Adding in discouraged adults who say they would begin looking for work if conditions were better, those working part-time but say they want full time work, and the effects of immigration, the unemployment rate becomes about 15 percent — and that is a lower bound estimate.

Many young people are being duped both by unscrupulous for-profit, post-secondary institutions as well as accredited colleges and universities with low admission standards to enroll in useless programs. They would likely be in the labor force now but for easy access to federally sponsored loans, and they will end up heavily in debt.

Adding in these students, the real unemployment rate among U.S. citizens and permanent residents is at least 18 percent.

Since 2000, GDP growth has averaged 1.7 percent per year, whereas during the Reagan-Clinton years, it was 3.4 percent. The reluctance of both Presidents Bush and Obama to confront Chinese protectionism and currency manipulation and open up offshore oil for development have created a huge trade deficit that sends consumer demand, growth and jobs abroad.

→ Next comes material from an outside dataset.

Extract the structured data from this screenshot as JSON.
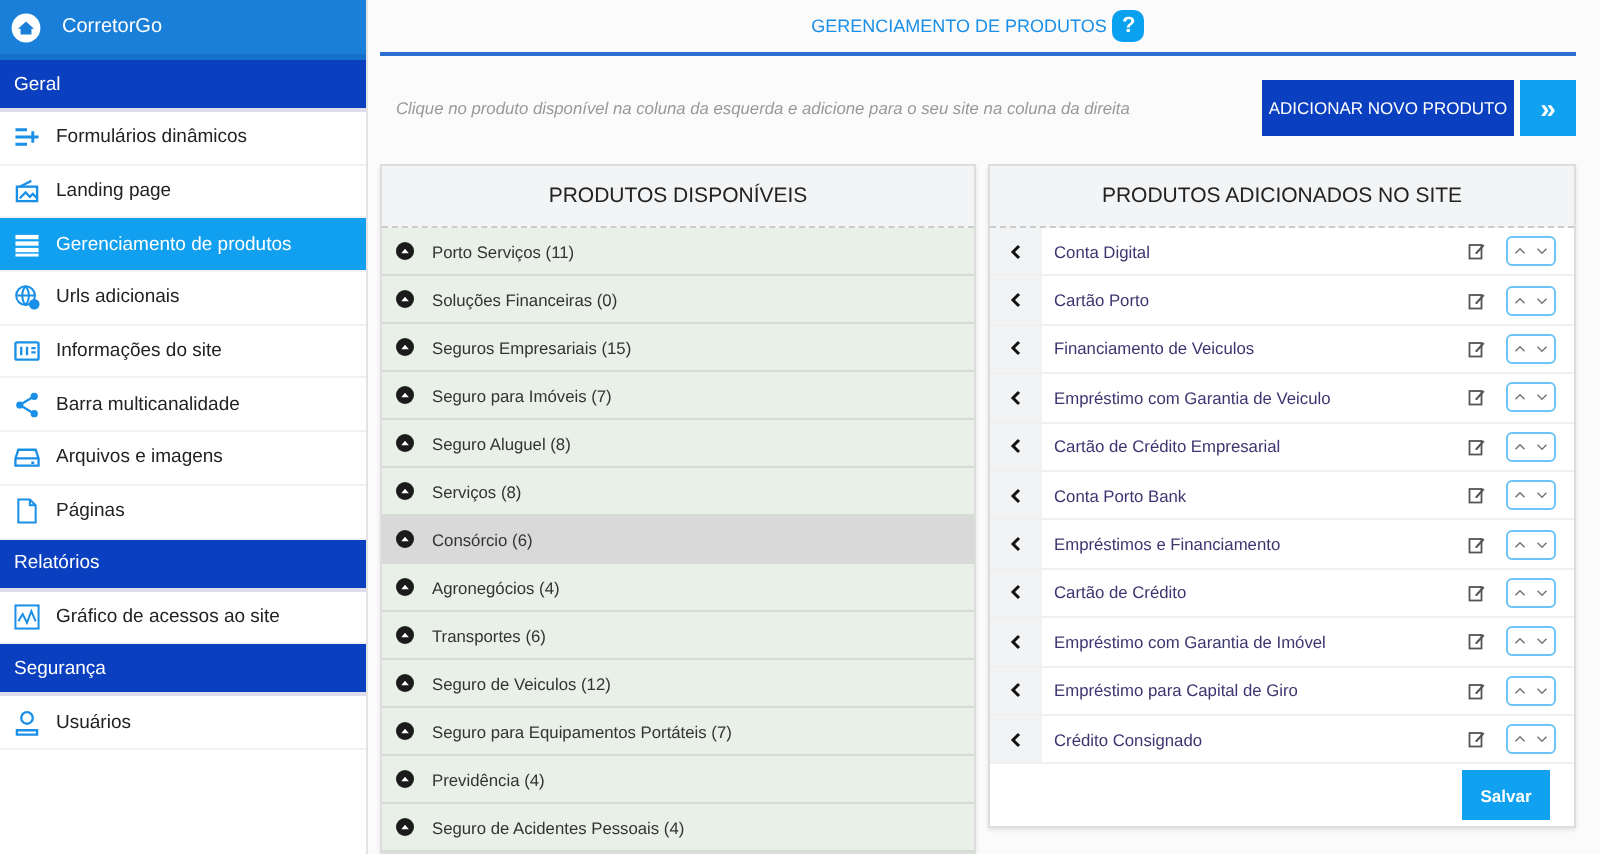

New business regulations, more burdensome than are necessary to accomplish legitimate consumer protection and environmental objectives, exacerbate these problems.

All of this suppresses wages except for the most skilled and talented workers.

No surprise, average family income, adjusted for inflation, has fallen from about $55,600 in 2007 to $51,000 even as the gap between families at the bottom and top widens.

Peter Morici is an economist and business professor at the University of Maryland, national columnist and five-time winner of the MarketWatch best forecaster award. Twitter: @pmorici1.

To respond to this commentary, send an email to talkback@baltimoresun.com. Please include your name and contact information.

Copyright © 2015, The Baltimore Sun
Related Content
  • We need undocumented immigrants as much as they need us [Letter]
    We need undocumented immigrants as much as they need us [Letter]

    Commentator Jonathan David Farley feels as sanguine about detaining immigrant children in prisons before sending them back to the squalor from which they came as he does informing us of his academic credentials, proving once again that a career in academia may confer knowledge without wisdom...

  • Jews, outnumbered by Muslims, suffer under mob rule
    Jews, outnumbered by Muslims, suffer under mob rule

    In the wake of the terrorist attack on a kosher market in Paris, Israeli Prime Minister Benjamin Netanyahu asked French Jews to come home.

  • Baltimore: Gateway to America
    Baltimore: Gateway to America

    The Baltimore City Council just promulgated a new motto for the city of Baltimore: "The Birthplace of The Star Spangled Banner." I would like to suggest another, perhaps one that may also be shared with the state of Maryland: "The Gateway to America."

  • Who's watching the kids?
    Who's watching the kids?

    Quality, affordable child care. It was the first item on President Obama's shopping list in his State of the Union address. If the future is going to be about helping the struggling middle class, he said, quality, affordable child care for working parents is the linchpin.

  • A path forward for responsible gas shale regulations
    A path forward for responsible gas shale regulations

    Newly inaugurated Gov. Larry Hogan and his team have only a few weeks to review and take action on the previous administration's proposed "gold standard" rules governing oil and gas development in Western Maryland, or the regulations will go into effect.

  • Partnership and tolerance over partisanship
    Partnership and tolerance over partisanship

    Multitudes of Marylanders are enthusiastically celebrating the  inauguration of our state's 62nd governor, but some others — plagued with reservations and doubt — are skipping out on the festivities.

Comments
Loading